When new babies come, it’s a good excuse to knit a project that is useful and hopefully will become something that the small child will find comforting and love for a long time. A simple baby blanket is a relaxing knit that you can do while you watch suspenseful TV shows and don’t have to pay attention to the pattern. It gives you a good excuse to binge-watch on cold winter weekends because you are doing something productive with your hands while your eyes are glued to the screen.
I wanted to make a blanket for my niece’s first baby. She knew she was carrying a baby boy. There are a lot of girls in our family on every single side, so this was pretty big news. In a family that’s been swimming in warrior princesses for generations, I wanted to acknowledge the maleness of the child in the color of the yarn. Yes – I was getting blue yarn. But it could not be baby blue. I would not like to be knitting baby blue for as long as I would need to make the blanket. A small hat would be all I could handle of that color.
Baby D. in his blue-green blanket
I went to my local yarn store Downtown Yarns and went straight to the shelves of Malabrigo yarn. If all of the sudden, the universe told me that I could not knit with anything but Malabrigo yarns, I would be okay with it, that’s how much I love the feel and colors of Malabrigo. The shop’s owner Rita showed me a new line appropriately called Rios (rivers in Spanish). The colors give the illusion of ripples in a waterway or a watercolor painting. I picked the colorway Aguas. It is a blue green, like the colors of an ocean tidal pool or the edge of a clear pond. A very unbaby-like blue that’s perfect for a baby. The yarn is springy and soft and felt luscious running through my fingers as I knit. It is 100% superwash merino, so it is warm and machine washable as baby blankets should be.
Malabrigo Rios in Aguas seed stitch
Because a seed stitch is simply alternating a knit and a purl stitch all along a row, it is a good pattern for a beginner project that produces a nubbly texture that is both warm and visually interesting and also helps you to master the knit and purl stitches.
For a 36 inch by 36 inch blanket, I used 6 skeins of Malabrigo Rios in Aguas. I used 1 skein of a beautiful purplish blue colorway called Zarzamora for the crochet edging that blended beautifully with the color of the body of the blanket.

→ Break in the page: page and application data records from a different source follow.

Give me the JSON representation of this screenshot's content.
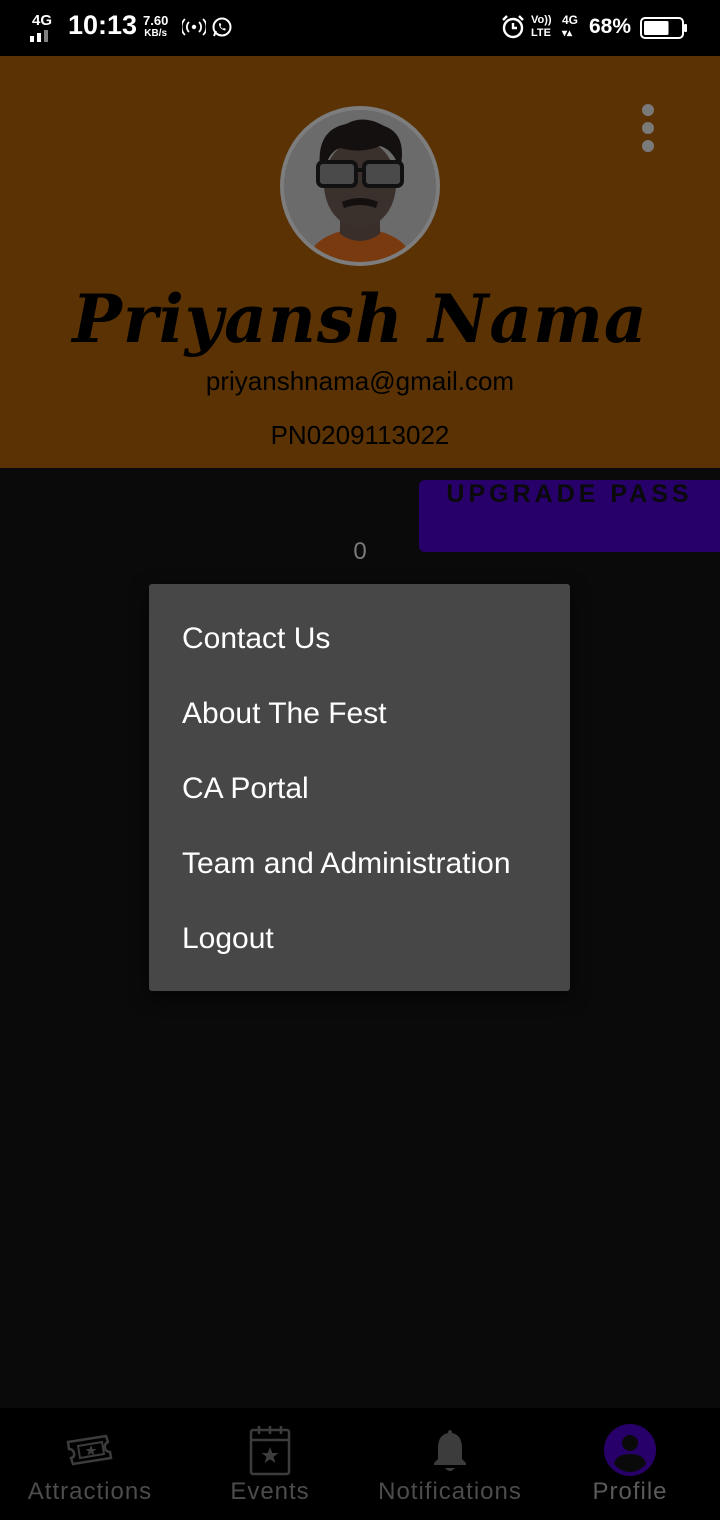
{
  "status_bar": {
    "network": "4G",
    "time": "10:13",
    "speed_value": "7.60",
    "speed_unit": "KB/s",
    "volte_top": "Vo))",
    "volte_bottom": "LTE",
    "network2": "4G",
    "battery": "68%",
    "battery_level": 0.68,
    "icons": [
      "signal-icon",
      "hotspot-icon",
      "whatsapp-icon",
      "alarm-icon",
      "battery-icon"
    ]
  },
  "profile": {
    "name": "Priyansh Nama",
    "email": "priyanshnama@gmail.com",
    "id": "PN0209113022",
    "header_color": "#5a3204"
  },
  "actions": {
    "upgrade_label": "UPGRADE PASS",
    "upgrade_color": "#27006a",
    "count": "0"
  },
  "menu": {
    "items": [
      {
        "label": "Contact Us"
      },
      {
        "label": "About The Fest"
      },
      {
        "label": "CA Portal"
      },
      {
        "label": "Team and Administration"
      },
      {
        "label": "Logout"
      }
    ]
  },
  "bottom_nav": {
    "items": [
      {
        "label": "Attractions",
        "icon": "ticket-icon"
      },
      {
        "label": "Events",
        "icon": "calendar-star-icon"
      },
      {
        "label": "Notifications",
        "icon": "bell-icon"
      },
      {
        "label": "Profile",
        "icon": "profile-icon",
        "active": true
      }
    ],
    "active_color": "#27006a"
  }
}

Here is the pattern:
6 skeins of Malabrigo Rios (or other Worsted weight yarn giving you a gauge of 5 stitches per inch)
1 skein for the crochet edging

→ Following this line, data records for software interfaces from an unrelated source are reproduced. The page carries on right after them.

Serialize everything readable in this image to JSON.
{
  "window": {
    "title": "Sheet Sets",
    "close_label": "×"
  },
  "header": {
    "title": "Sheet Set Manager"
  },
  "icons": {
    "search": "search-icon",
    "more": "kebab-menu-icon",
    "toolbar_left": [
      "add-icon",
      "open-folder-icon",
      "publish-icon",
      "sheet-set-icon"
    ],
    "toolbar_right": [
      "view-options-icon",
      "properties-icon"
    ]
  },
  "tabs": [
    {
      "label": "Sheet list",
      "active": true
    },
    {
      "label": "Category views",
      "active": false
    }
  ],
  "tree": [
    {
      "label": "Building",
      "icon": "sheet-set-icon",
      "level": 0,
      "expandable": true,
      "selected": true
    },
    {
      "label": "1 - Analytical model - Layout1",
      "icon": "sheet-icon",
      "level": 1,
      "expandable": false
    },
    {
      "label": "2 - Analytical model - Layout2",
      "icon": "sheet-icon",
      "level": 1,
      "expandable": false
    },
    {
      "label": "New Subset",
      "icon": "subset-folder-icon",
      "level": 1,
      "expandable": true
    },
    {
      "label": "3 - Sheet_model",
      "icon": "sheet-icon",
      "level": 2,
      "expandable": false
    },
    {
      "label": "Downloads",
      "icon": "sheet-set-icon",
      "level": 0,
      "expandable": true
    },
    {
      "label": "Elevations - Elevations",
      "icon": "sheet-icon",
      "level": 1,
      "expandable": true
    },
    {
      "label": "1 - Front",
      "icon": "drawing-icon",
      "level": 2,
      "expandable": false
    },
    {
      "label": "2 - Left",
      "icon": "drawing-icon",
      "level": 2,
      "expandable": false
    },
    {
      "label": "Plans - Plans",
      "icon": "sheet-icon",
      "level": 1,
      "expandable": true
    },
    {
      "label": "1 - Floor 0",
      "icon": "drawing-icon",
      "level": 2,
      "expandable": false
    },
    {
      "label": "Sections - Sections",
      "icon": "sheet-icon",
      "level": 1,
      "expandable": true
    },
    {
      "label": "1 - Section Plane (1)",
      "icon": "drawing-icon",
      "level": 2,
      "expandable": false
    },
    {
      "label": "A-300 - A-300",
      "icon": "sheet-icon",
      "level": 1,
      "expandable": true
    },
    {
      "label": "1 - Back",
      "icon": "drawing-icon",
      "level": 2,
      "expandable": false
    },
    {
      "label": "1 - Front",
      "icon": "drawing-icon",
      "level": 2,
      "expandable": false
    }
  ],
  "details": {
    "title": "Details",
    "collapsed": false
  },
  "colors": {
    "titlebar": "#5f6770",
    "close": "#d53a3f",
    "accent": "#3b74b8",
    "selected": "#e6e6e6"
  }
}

Size 7 – 24” length circular needles
Size 8 crochet hook for the edging
Cast on 165 stitches. (for a seed stitch, you must always cast on an uneven number of stitches)
Row 1: knit one, purl one – all the way to the end of the row
Row 2: purl one, knit one – all the way to the end of the row
That’s it; you keep knitting those two rows till you get to however long you want the blanket to be.
I finished off the edges in a simple single crochet stitch.
single crochet stitch edge in Zarzamora